━━ SOURCE INFORMATION

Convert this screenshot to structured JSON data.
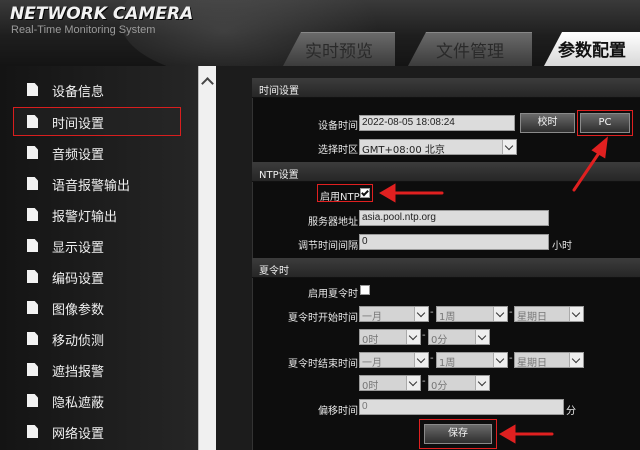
{
  "brand": {
    "title": "NETWORK CAMERA",
    "subtitle": "Real-Time Monitoring System"
  },
  "tabs": [
    {
      "label": "实时预览"
    },
    {
      "label": "文件管理"
    },
    {
      "label": "参数配置"
    }
  ],
  "sidebar": {
    "items": [
      {
        "label": "设备信息"
      },
      {
        "label": "时间设置"
      },
      {
        "label": "音频设置"
      },
      {
        "label": "语音报警输出"
      },
      {
        "label": "报警灯输出"
      },
      {
        "label": "显示设置"
      },
      {
        "label": "编码设置"
      },
      {
        "label": "图像参数"
      },
      {
        "label": "移动侦测"
      },
      {
        "label": "遮挡报警"
      },
      {
        "label": "隐私遮蔽"
      },
      {
        "label": "网络设置"
      }
    ]
  },
  "time": {
    "section_title": "时间设置",
    "device_time_label": "设备时间",
    "device_time_value": "2022-08-05 18:08:24",
    "calibrate_button": "校时",
    "pc_button": "PC",
    "timezone_label": "选择时区",
    "timezone_value": "GMT+08:00 北京"
  },
  "ntp": {
    "section_title": "NTP设置",
    "enable_label": "启用NTP",
    "enabled": true,
    "server_label": "服务器地址",
    "server_value": "asia.pool.ntp.org",
    "interval_label": "调节时间间隔",
    "interval_value": "0",
    "interval_unit": "小时"
  },
  "dst": {
    "section_title": "夏令时",
    "enable_label": "启用夏令时",
    "enabled": false,
    "start_label": "夏令时开始时间",
    "end_label": "夏令时结束时间",
    "month_value": "一月",
    "week_value": "1周",
    "weekday_value": "星期日",
    "hour_value": "0时",
    "minute_value": "0分",
    "offset_label": "偏移时间",
    "offset_value": "0",
    "offset_unit": "分",
    "dash": "-"
  },
  "save_button": "保存",
  "colors": {
    "highlight": "#e02020",
    "panel": "#0d0d0d",
    "accent_tab": "#ffffff"
  }
}
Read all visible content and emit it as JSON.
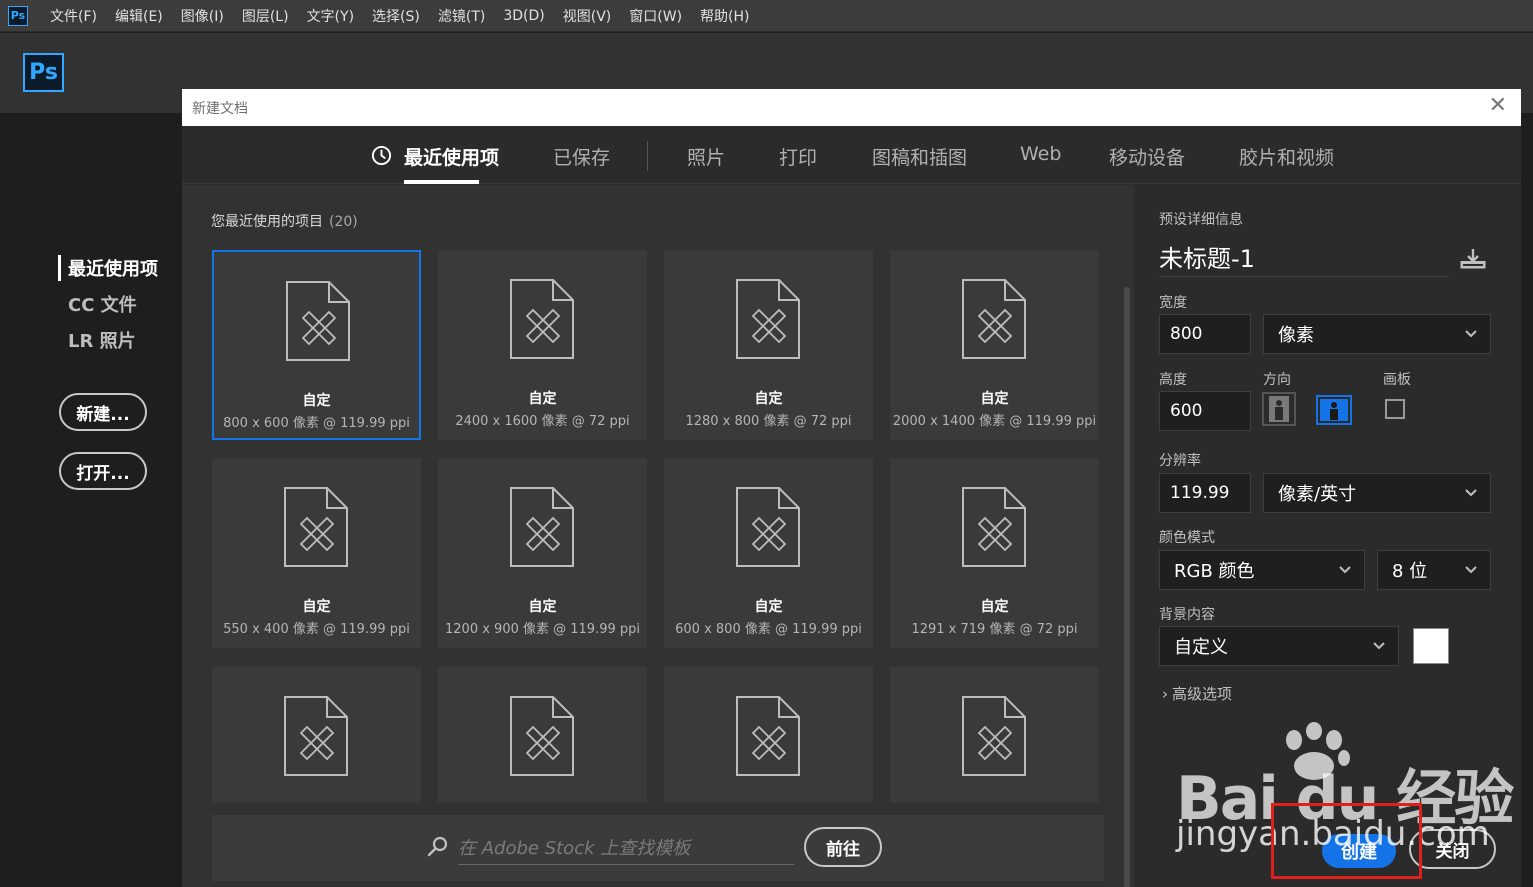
{
  "menubar": {
    "app_icon": "Ps",
    "items": [
      "文件(F)",
      "编辑(E)",
      "图像(I)",
      "图层(L)",
      "文字(Y)",
      "选择(S)",
      "滤镜(T)",
      "3D(D)",
      "视图(V)",
      "窗口(W)",
      "帮助(H)"
    ]
  },
  "home": {
    "logo": "Ps",
    "nav": [
      "最近使用项",
      "CC 文件",
      "LR 照片"
    ],
    "new_button": "新建...",
    "open_button": "打开..."
  },
  "dialog": {
    "title": "新建文档",
    "close_glyph": "✕",
    "tabs": [
      "最近使用项",
      "已保存",
      "照片",
      "打印",
      "图稿和插图",
      "Web",
      "移动设备",
      "胶片和视频"
    ],
    "active_tab": 0,
    "recent_label": "您最近使用的项目",
    "recent_count": "(20)",
    "presets": [
      {
        "name": "自定",
        "desc": "800 x 600 像素 @ 119.99 ppi",
        "selected": true
      },
      {
        "name": "自定",
        "desc": "2400 x 1600 像素 @ 72 ppi"
      },
      {
        "name": "自定",
        "desc": "1280 x 800 像素 @ 72 ppi"
      },
      {
        "name": "自定",
        "desc": "2000 x 1400 像素 @ 119.99 ppi"
      },
      {
        "name": "自定",
        "desc": "550 x 400 像素 @ 119.99 ppi"
      },
      {
        "name": "自定",
        "desc": "1200 x 900 像素 @ 119.99 ppi"
      },
      {
        "name": "自定",
        "desc": "600 x 800 像素 @ 119.99 ppi"
      },
      {
        "name": "自定",
        "desc": "1291 x 719 像素 @ 72 ppi"
      },
      {
        "name": "",
        "desc": ""
      },
      {
        "name": "",
        "desc": ""
      },
      {
        "name": "",
        "desc": ""
      },
      {
        "name": "",
        "desc": ""
      }
    ],
    "stock": {
      "placeholder": "在 Adobe Stock 上查找模板",
      "go_button": "前往"
    },
    "details": {
      "header": "预设详细信息",
      "doc_name": "未标题-1",
      "width_label": "宽度",
      "width_value": "800",
      "width_unit": "像素",
      "height_label": "高度",
      "height_value": "600",
      "orientation_label": "方向",
      "artboard_label": "画板",
      "resolution_label": "分辨率",
      "resolution_value": "119.99",
      "resolution_unit": "像素/英寸",
      "color_mode_label": "颜色模式",
      "color_mode": "RGB 颜色",
      "bit_depth": "8 位",
      "background_label": "背景内容",
      "background": "自定义",
      "background_color": "#ffffff",
      "advanced": "高级选项",
      "create_button": "创建",
      "close_button": "关闭"
    }
  },
  "watermark": {
    "logo_text": "Bai du 经验",
    "url": "jingyan.baidu.com"
  },
  "colors": {
    "accent": "#1473e6",
    "ps_blue": "#31a8ff",
    "highlight_red": "#e0201b"
  }
}
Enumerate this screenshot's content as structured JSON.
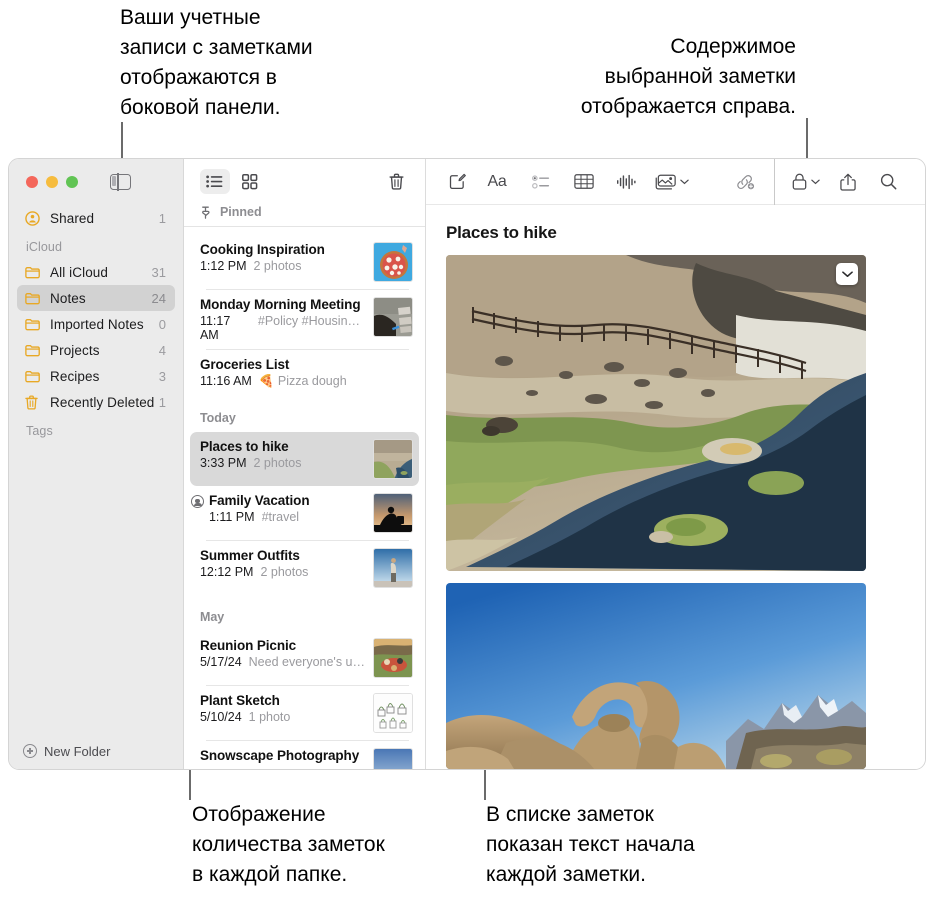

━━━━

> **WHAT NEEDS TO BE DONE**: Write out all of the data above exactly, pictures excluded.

> **COMPLETED TASK**:
Convert this screenshot to structured JSON data.
{
  "brand": {
    "title": "NETWORK CAMERA",
    "subtitle": "Real-Time Monitoring System"
  },
  "tabs": [
    {
      "label": "实时预览"
    },
    {
      "label": "文件管理"
    },
    {
      "label": "参数配置"
    }
  ],
  "sidebar": {
    "items": [
      {
        "label": "设备信息"
      },
      {
        "label": "时间设置"
      },
      {
        "label": "音频设置"
      },
      {
        "label": "语音报警输出"
      },
      {
        "label": "报警灯输出"
      },
      {
        "label": "显示设置"
      },
      {
        "label": "编码设置"
      },
      {
        "label": "图像参数"
      },
      {
        "label": "移动侦测"
      },
      {
        "label": "遮挡报警"
      },
      {
        "label": "隐私遮蔽"
      },
      {
        "label": "网络设置"
      }
    ]
  },
  "time": {
    "section_title": "时间设置",
    "device_time_label": "设备时间",
    "device_time_value": "2022-08-05 18:08:24",
    "calibrate_button": "校时",
    "pc_button": "PC",
    "timezone_label": "选择时区",
    "timezone_value": "GMT+08:00 北京"
  },
  "ntp": {
    "section_title": "NTP设置",
    "enable_label": "启用NTP",
    "enabled": true,
    "server_label": "服务器地址",
    "server_value": "asia.pool.ntp.org",
    "interval_label": "调节时间间隔",
    "interval_value": "0",
    "interval_unit": "小时"
  },
  "dst": {
    "section_title": "夏令时",
    "enable_label": "启用夏令时",
    "enabled": false,
    "start_label": "夏令时开始时间",
    "end_label": "夏令时结束时间",
    "month_value": "一月",
    "week_value": "1周",
    "weekday_value": "星期日",
    "hour_value": "0时",
    "minute_value": "0分",
    "offset_label": "偏移时间",
    "offset_value": "0",
    "offset_unit": "分",
    "dash": "-"
  },
  "save_button": "保存",
  "colors": {
    "highlight": "#e02020",
    "panel": "#0d0d0d",
    "accent_tab": "#ffffff"
  }
}
Read all visible content and emit it as JSON.
{
  "menubar": {
    "app_icon": "Ps",
    "items": [
      "文件(F)",
      "编辑(E)",
      "图像(I)",
      "图层(L)",
      "文字(Y)",
      "选择(S)",
      "滤镜(T)",
      "3D(D)",
      "视图(V)",
      "窗口(W)",
      "帮助(H)"
    ]
  },
  "home": {
    "logo": "Ps",
    "nav": [
      "最近使用项",
      "CC 文件",
      "LR 照片"
    ],
    "new_button": "新建...",
    "open_button": "打开..."
  },
  "dialog": {
    "title": "新建文档",
    "close_glyph": "✕",
    "tabs": [
      "最近使用项",
      "已保存",
      "照片",
      "打印",
      "图稿和插图",
      "Web",
      "移动设备",
      "胶片和视频"
    ],
    "active_tab": 0,
    "recent_label": "您最近使用的项目",
    "recent_count": "(20)",
    "presets": [
      {
        "name": "自定",
        "desc": "800 x 600 像素 @ 119.99 ppi",
        "selected": true
      },
      {
        "name": "自定",
        "desc": "2400 x 1600 像素 @ 72 ppi"
      },
      {
        "name": "自定",
        "desc": "1280 x 800 像素 @ 72 ppi"
      },
      {
        "name": "自定",
        "desc": "2000 x 1400 像素 @ 119.99 ppi"
      },
      {
        "name": "自定",
        "desc": "550 x 400 像素 @ 119.99 ppi"
      },
      {
        "name": "自定",
        "desc": "1200 x 900 像素 @ 119.99 ppi"
      },
      {
        "name": "自定",
        "desc": "600 x 800 像素 @ 119.99 ppi"
      },
      {
        "name": "自定",
        "desc": "1291 x 719 像素 @ 72 ppi"
      },
      {
        "name": "",
        "desc": ""
      },
      {
        "name": "",
        "desc": ""
      },
      {
        "name": "",
        "desc": ""
      },
      {
        "name": "",
        "desc": ""
      }
    ],
    "stock": {
      "placeholder": "在 Adobe Stock 上查找模板",
      "go_button": "前往"
    },
    "details": {
      "header": "预设详细信息",
      "doc_name": "未标题-1",
      "width_label": "宽度",
      "width_value": "800",
      "width_unit": "像素",
      "height_label": "高度",
      "height_value": "600",
      "orientation_label": "方向",
      "artboard_label": "画板",
      "resolution_label": "分辨率",
      "resolution_value": "119.99",
      "resolution_unit": "像素/英寸",
      "color_mode_label": "颜色模式",
      "color_mode": "RGB 颜色",
      "bit_depth": "8 位",
      "background_label": "背景内容",
      "background": "自定义",
      "background_color": "#ffffff",
      "advanced": "高级选项",
      "create_button": "创建",
      "close_button": "关闭"
    }
  },
  "watermark": {
    "logo_text": "Bai du 经验",
    "url": "jingyan.baidu.com"
  },
  "colors": {
    "accent": "#1473e6",
    "ps_blue": "#31a8ff",
    "highlight_red": "#e0201b"
  }
}
Enumerate this screenshot's content as structured JSON.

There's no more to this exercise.